Death and the King's Horseman

Set in Oyo, Nigeria in the middle of World War II, Wole Soyinka’s Death and the King’s Horseman centres around the battle between British colonialist views and the local traditions. The King has died after a long reign, and the people expect his horseman Elesin (Nonso Anozie) to carry out tradition and “follow his master” into the afterlife. However, the British district officer (played by Lacian Masamati) feels he cannot stand by and let such a ritual occur.From the very first scene, where drumming, dancing and song fill the Olivier stage and transport you to life in the locals’ community, it is clear that this will be a performance full of energy. Rufus Norris’ direction and Javier De Frutos’ choreography combines superbly to create a real ensemble feel to the piece; the scene changes are seamless and deliver and almost film-like quality while there is always the sense that something is happening – it is a predominantly busy stage.Nonso Anozie is quite simply superb as the Horseman, showing great presence in the lead up to his supposed death and then anger and vulnerability as he is detached from his destiny and disowned by his community. The decision to use face painted black actors as the white British colonialists is an inspired one, in line with the mockery of British attitudes throughout the piece, and they lay into the British pomp and circumstance with full commitment. Fortunately they manage to restrain themselves and maintain their integrity and realism in the darker second act, to allow us to sympathise with their attitudes as Pilkins intervenes in Elesin’s suicide.My only major criticism of this production is that the writing is slow at the beginning of the first act, and as such takes time to become attached to the narrative of the story. Overall however, this is a fantastic piece of theatre. Full of inventive physical work; song and high-quality, intense acting; it constantly asks the question of whether outsiders should judge a situation based on our principles or theirs. Why should we always resort to our neo-conservative backbone of influence and impression?
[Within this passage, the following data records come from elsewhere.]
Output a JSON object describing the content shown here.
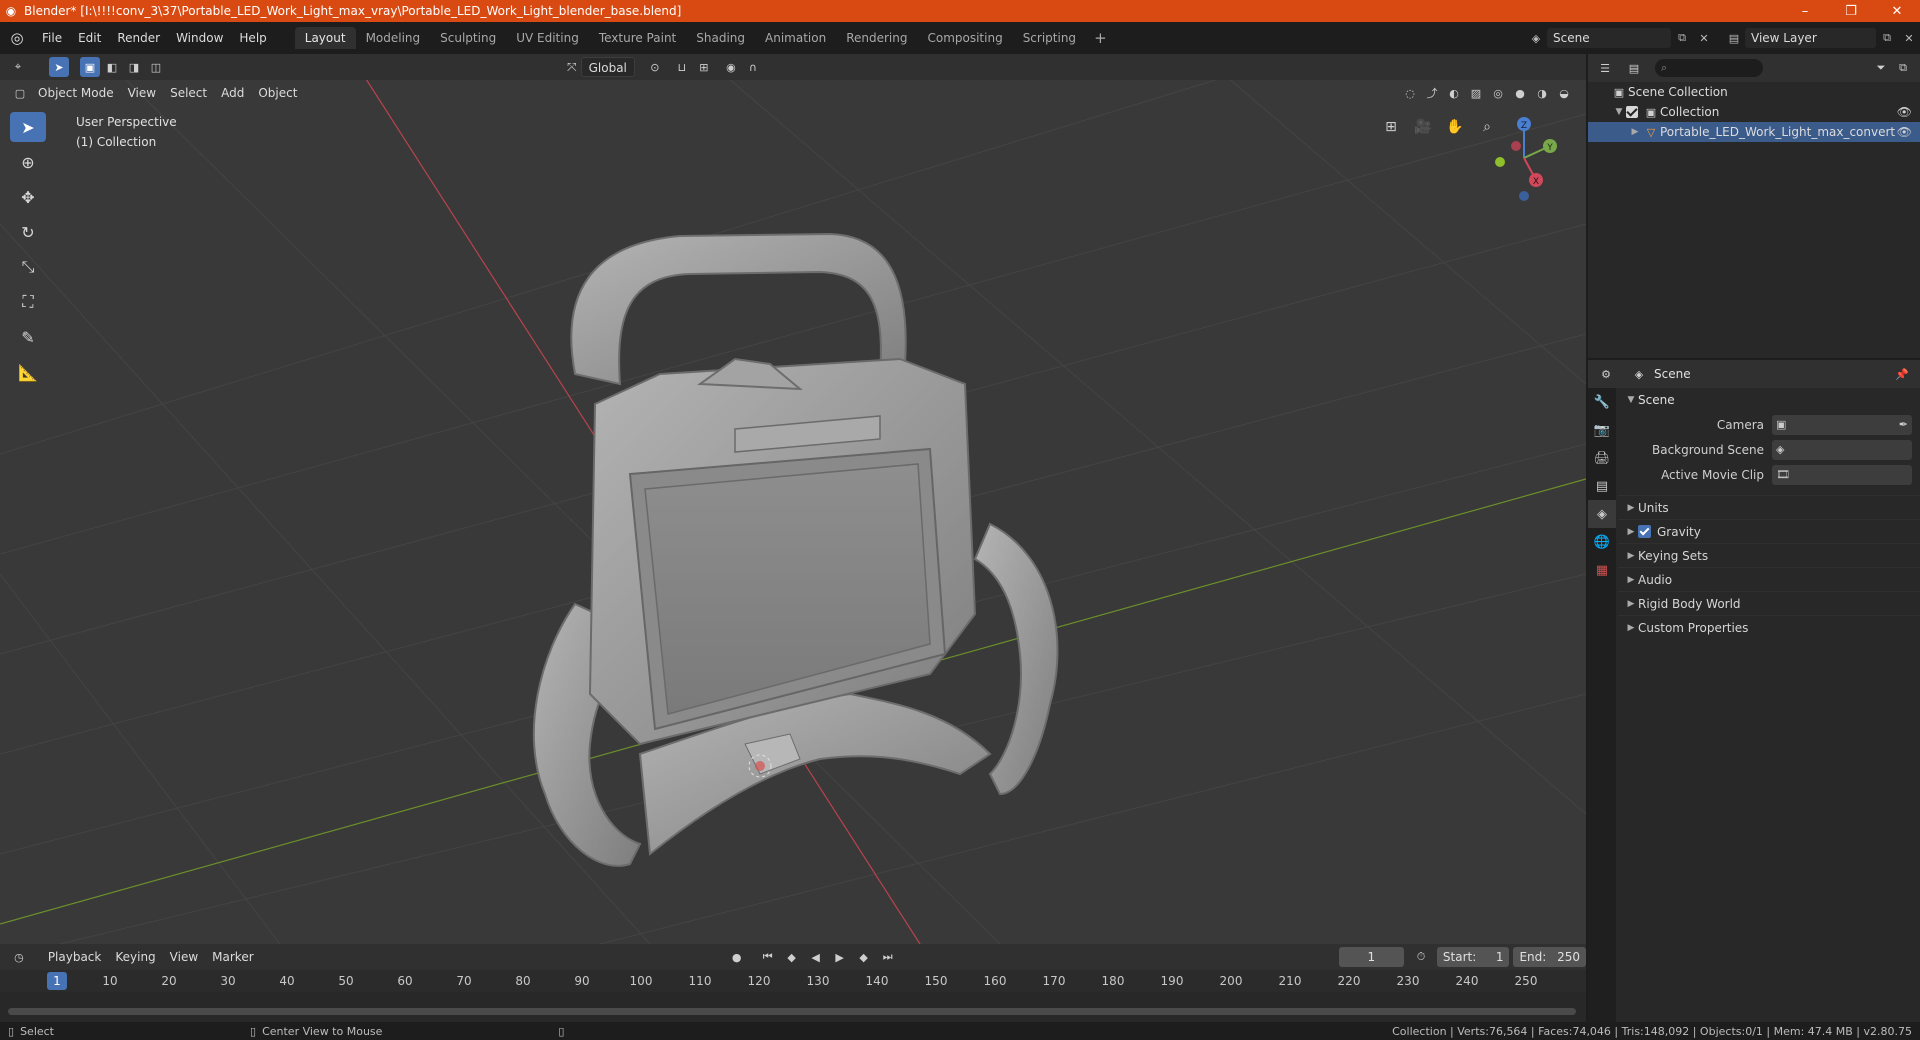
{
  "window": {
    "title": "Blender* [I:\\!!!!conv_3\\37\\Portable_LED_Work_Light_max_vray\\Portable_LED_Work_Light_blender_base.blend]",
    "minimize": "–",
    "maximize": "❐",
    "close": "✕"
  },
  "menu": {
    "items": [
      "File",
      "Edit",
      "Render",
      "Window",
      "Help"
    ]
  },
  "workspaces": {
    "tabs": [
      "Layout",
      "Modeling",
      "Sculpting",
      "UV Editing",
      "Texture Paint",
      "Shading",
      "Animation",
      "Rendering",
      "Compositing",
      "Scripting"
    ],
    "active": "Layout",
    "add": "+"
  },
  "scene_selector": {
    "value": "Scene"
  },
  "viewlayer_selector": {
    "value": "View Layer"
  },
  "viewport": {
    "transform_orientation": "Global",
    "mode": "Object Mode",
    "header_menus": [
      "View",
      "Select",
      "Add",
      "Object"
    ],
    "info_line1": "User Perspective",
    "info_line2": "(1) Collection",
    "gizmo": {
      "x": "X",
      "y": "Y",
      "z": "Z"
    },
    "colors": {
      "bg": "#393939",
      "grid": "#444444",
      "x_axis": "#b8434f",
      "y_axis": "#6b8f2a",
      "model": "#9a9a9a"
    }
  },
  "outliner": {
    "search_placeholder": "⌕",
    "rows": [
      {
        "label": "Scene Collection"
      },
      {
        "label": "Collection"
      },
      {
        "label": "Portable_LED_Work_Light_max_convert"
      }
    ]
  },
  "properties": {
    "context": "Scene",
    "panel": "Scene",
    "camera_label": "Camera",
    "background_scene_label": "Background Scene",
    "active_movie_clip_label": "Active Movie Clip",
    "subpanels": [
      "Units",
      "Gravity",
      "Keying Sets",
      "Audio",
      "Rigid Body World",
      "Custom Properties"
    ],
    "gravity_checked": true
  },
  "timeline": {
    "menus": [
      "Playback",
      "Keying",
      "View",
      "Marker"
    ],
    "current_frame": "1",
    "start_label": "Start:",
    "start_value": "1",
    "end_label": "End:",
    "end_value": "250",
    "frame_ticks": [
      "10",
      "20",
      "30",
      "40",
      "50",
      "60",
      "70",
      "80",
      "90",
      "100",
      "110",
      "120",
      "130",
      "140",
      "150",
      "160",
      "170",
      "180",
      "190",
      "200",
      "210",
      "220",
      "230",
      "240",
      "250"
    ],
    "cursor_label": "1"
  },
  "statusbar": {
    "select": "Select",
    "center_view": "Center View to Mouse",
    "stats": "Collection | Verts:76,564 | Faces:74,046 | Tris:148,092 | Objects:0/1 | Mem: 47.4 MB | v2.80.75"
  }
}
And in the words of the Horseman’s son Ulundea, “How can a disaster greater than human reckoning be a triumph”?

Reviews by John C Kennedy

The Blurb

Nigeria, 1943. The King is dead, and tonight his Horseman must escort him to the Ancestors.